As enablers of online conversations between businesses and customers, Web forms are often responsible for gathering critical information—email addresses for continued communications, mailing addresses for product shipments, and billing information for payment processing to name just a few. So it shouldn’t come as much of a surprise that one of the most common questions I get asked about Web form design is: “How do I deal with international addresses?”
But before we get into the nuances of address variations, it’s worth pointing out that addresses have a commonly understood structure. Through years of experience with mailing and postal systems, people have a pretty concrete idea of what constitutes an address block. This common understanding is so definitive that eyetracking data suggests, once people begin filling in a set of input fields that make up an address, they often cease looking at their labels. The basic structure of an address is so familiar, people don’t need the guidance labels provide. Read More

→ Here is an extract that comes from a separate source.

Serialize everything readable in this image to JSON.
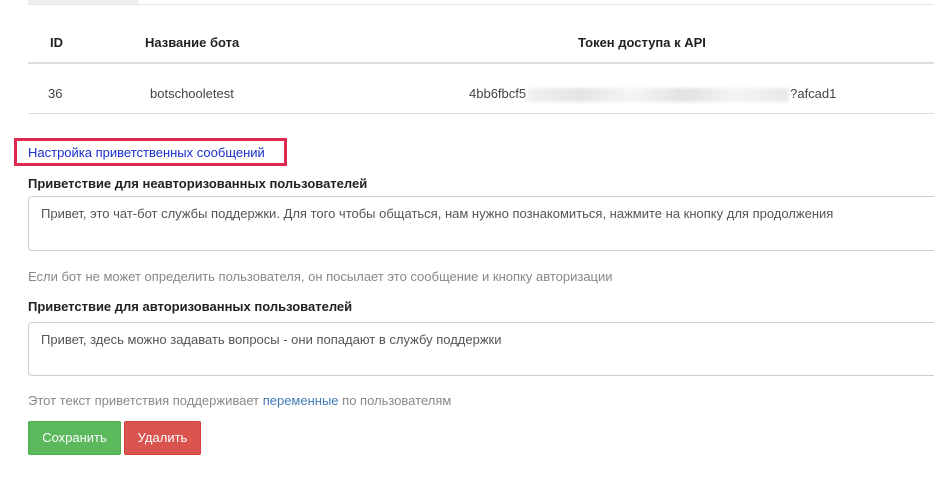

Please note that our ad-hoc test setup didn’t resemble real-world conditions. Since I had to properly measure saccadic activity and saccades times, I had to eliminate all elements that would force users to visually browse through the pages we used during testing.

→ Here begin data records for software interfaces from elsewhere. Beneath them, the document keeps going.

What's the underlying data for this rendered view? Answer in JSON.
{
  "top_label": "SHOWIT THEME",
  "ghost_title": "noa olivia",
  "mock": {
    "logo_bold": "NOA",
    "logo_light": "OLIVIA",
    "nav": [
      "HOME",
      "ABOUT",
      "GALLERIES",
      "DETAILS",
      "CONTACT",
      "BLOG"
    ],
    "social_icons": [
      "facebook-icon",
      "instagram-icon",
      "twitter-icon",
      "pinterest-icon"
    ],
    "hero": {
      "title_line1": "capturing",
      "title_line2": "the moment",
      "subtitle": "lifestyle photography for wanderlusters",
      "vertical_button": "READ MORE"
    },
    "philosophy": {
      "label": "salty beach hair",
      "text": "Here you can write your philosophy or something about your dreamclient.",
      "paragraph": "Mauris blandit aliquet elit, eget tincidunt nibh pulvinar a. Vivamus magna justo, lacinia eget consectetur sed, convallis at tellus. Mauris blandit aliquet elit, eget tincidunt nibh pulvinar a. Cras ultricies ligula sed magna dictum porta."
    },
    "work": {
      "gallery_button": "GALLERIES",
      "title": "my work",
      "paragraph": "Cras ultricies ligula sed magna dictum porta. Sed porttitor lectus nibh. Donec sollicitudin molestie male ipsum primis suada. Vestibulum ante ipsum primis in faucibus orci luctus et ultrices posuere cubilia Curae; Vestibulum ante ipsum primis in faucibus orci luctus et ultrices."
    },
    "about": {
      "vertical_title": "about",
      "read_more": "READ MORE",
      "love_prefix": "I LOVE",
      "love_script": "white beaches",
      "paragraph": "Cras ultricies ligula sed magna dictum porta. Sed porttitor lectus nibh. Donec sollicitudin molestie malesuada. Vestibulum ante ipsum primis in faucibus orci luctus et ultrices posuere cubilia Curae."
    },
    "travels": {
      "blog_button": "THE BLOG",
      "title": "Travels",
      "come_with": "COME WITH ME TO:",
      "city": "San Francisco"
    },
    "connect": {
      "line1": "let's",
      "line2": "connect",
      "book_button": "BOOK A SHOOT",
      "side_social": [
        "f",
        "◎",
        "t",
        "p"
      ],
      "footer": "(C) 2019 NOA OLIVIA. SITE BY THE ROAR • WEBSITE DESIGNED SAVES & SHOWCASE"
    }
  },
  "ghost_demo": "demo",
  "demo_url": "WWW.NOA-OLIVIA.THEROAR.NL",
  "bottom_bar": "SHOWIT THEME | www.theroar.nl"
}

We based our test setup on Luke Wroblewski’s article “Web Application Form Design.” Luke provided valuable insights and feedback during both our test preparation and results analysis. Thank you, Luke! Thus, we were able to subject Luke’s theories to usability testing and enrich them through the power of numeric data. Read More
Recently, I received the good news that one of my columns is in the UXmatters All-Time Top 25: “Don’t Put Hints Inside Text Boxes in Web Forms.” That was an unusual article for me because I came straight out and said, “Don’t.” Not “it depends”—just “don’t.” And it generated a lot of discussion—none of which changed my views.

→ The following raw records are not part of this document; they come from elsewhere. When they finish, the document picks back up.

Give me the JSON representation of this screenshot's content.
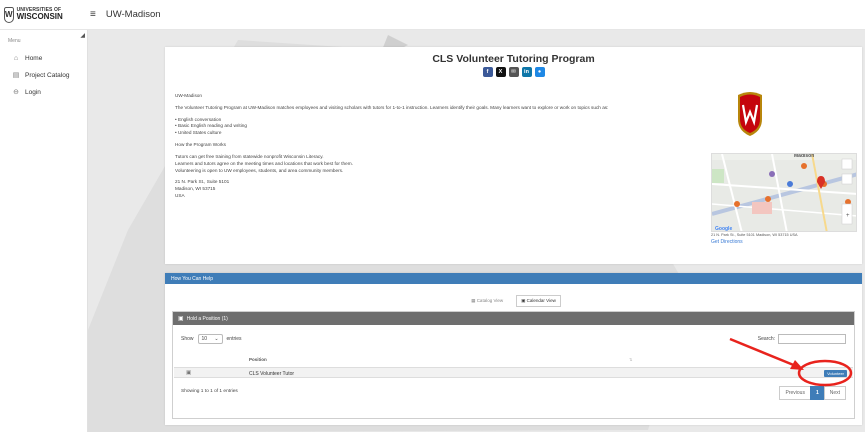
{
  "header": {
    "logo_line1": "UNIVERSITIES OF",
    "logo_line2": "WISCONSIN",
    "title": "UW-Madison"
  },
  "sidebar": {
    "menu_label": "Menu",
    "items": [
      {
        "label": "Home",
        "icon": "home-icon"
      },
      {
        "label": "Project Catalog",
        "icon": "catalog-icon"
      },
      {
        "label": "Login",
        "icon": "login-icon"
      }
    ]
  },
  "program": {
    "title": "CLS Volunteer Tutoring Program",
    "share": [
      "f",
      "X",
      "✉",
      "in",
      "●"
    ],
    "org": "UW-Madison",
    "intro": "The Volunteer Tutoring Program at UW-Madison matches employees and visiting scholars with tutors for 1-to-1 instruction. Learners identify their goals. Many learners want to explore or work on topics such as:",
    "bullets": [
      "• English conversation",
      "• Basic English reading and writing",
      "• United States culture"
    ],
    "how_heading": "How the Program Works",
    "how_lines": [
      "Tutors can get free training from statewide nonprofit Wisconsin Literacy.",
      "Learners and tutors agree on the meeting times and locations that work best for them.",
      "Volunteering is open to UW employees, students, and area community members."
    ],
    "address": [
      "21 N. Park St., Suite 5101",
      "Madison, WI 53715",
      "USA"
    ],
    "map_caption": "21 N. Park St., Suite 5101 Madison, WI 53715 USA",
    "map_city": "Madison",
    "get_directions": "Get Directions"
  },
  "help": {
    "header": "How You Can Help",
    "tab_catalog": "Catalog View",
    "tab_calendar": "Calendar View",
    "panel_title": "Hold a Position (1)",
    "show": "Show",
    "entries_value": "10",
    "entries": "entries",
    "search_label": "Search:",
    "col_position": "Position",
    "rows": [
      {
        "position": "CLS Volunteer Tutor",
        "action": "Volunteer"
      }
    ],
    "info": "Showing 1 to 1 of 1 entries",
    "prev": "Previous",
    "page": "1",
    "next": "Next"
  },
  "colors": {
    "accent": "#3f7db8",
    "annotation": "#e8231d",
    "crest": "#c5050c"
  }
}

So, I’m going to do it again and say, “Don’t put labels inside text boxes.” Well, okay, what I’m actually going to say is, “Don’t put labels inside text boxes—unless you’re Luke Wroblewski.”
And now, I think I’d better explain what I mean. Read More